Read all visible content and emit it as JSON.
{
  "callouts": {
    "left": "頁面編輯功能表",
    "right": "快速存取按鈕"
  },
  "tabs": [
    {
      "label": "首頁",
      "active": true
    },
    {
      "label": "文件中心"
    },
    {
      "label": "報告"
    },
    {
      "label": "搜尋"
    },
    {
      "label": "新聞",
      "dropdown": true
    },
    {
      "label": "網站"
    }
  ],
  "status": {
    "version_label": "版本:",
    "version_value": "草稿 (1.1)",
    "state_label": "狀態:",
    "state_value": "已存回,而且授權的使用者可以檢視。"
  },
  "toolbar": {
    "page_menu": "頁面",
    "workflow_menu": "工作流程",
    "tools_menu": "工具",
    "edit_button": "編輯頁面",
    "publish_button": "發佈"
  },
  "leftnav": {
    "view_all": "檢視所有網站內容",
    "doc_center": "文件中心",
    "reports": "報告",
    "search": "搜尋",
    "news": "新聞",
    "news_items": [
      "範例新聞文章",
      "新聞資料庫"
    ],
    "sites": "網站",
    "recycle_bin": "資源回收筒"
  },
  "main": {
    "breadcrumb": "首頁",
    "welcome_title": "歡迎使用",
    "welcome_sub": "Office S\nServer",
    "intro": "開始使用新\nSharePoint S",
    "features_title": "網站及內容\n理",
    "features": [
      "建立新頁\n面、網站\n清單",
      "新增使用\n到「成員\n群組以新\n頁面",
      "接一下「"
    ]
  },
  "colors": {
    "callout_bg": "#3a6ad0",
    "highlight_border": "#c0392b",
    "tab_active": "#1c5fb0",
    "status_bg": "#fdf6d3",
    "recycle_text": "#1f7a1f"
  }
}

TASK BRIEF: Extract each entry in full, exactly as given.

PROBLEM SOLUTION:
Read all visible content and emit it as JSON.
{
  "callouts": {
    "left": "頁面編輯功能表",
    "right": "快速存取按鈕"
  },
  "tabs": [
    {
      "label": "首頁",
      "active": true
    },
    {
      "label": "文件中心"
    },
    {
      "label": "報告"
    },
    {
      "label": "搜尋"
    },
    {
      "label": "新聞",
      "dropdown": true
    },
    {
      "label": "網站"
    }
  ],
  "status": {
    "version_label": "版本:",
    "version_value": "草稿 (1.1)",
    "state_label": "狀態:",
    "state_value": "已存回,而且授權的使用者可以檢視。"
  },
  "toolbar": {
    "page_menu": "頁面",
    "workflow_menu": "工作流程",
    "tools_menu": "工具",
    "edit_button": "編輯頁面",
    "publish_button": "發佈"
  },
  "leftnav": {
    "view_all": "檢視所有網站內容",
    "doc_center": "文件中心",
    "reports": "報告",
    "search": "搜尋",
    "news": "新聞",
    "news_items": [
      "範例新聞文章",
      "新聞資料庫"
    ],
    "sites": "網站",
    "recycle_bin": "資源回收筒"
  },
  "main": {
    "breadcrumb": "首頁",
    "welcome_title": "歡迎使用",
    "welcome_sub": "Office S\nServer",
    "intro": "開始使用新\nSharePoint S",
    "features_title": "網站及內容\n理",
    "features": [
      "建立新頁\n面、網站\n清單",
      "新增使用\n到「成員\n群組以新\n頁面",
      "接一下「"
    ]
  },
  "colors": {
    "callout_bg": "#3a6ad0",
    "highlight_border": "#c0392b",
    "tab_active": "#1c5fb0",
    "status_bg": "#fdf6d3",
    "recycle_text": "#1f7a1f"
  }
}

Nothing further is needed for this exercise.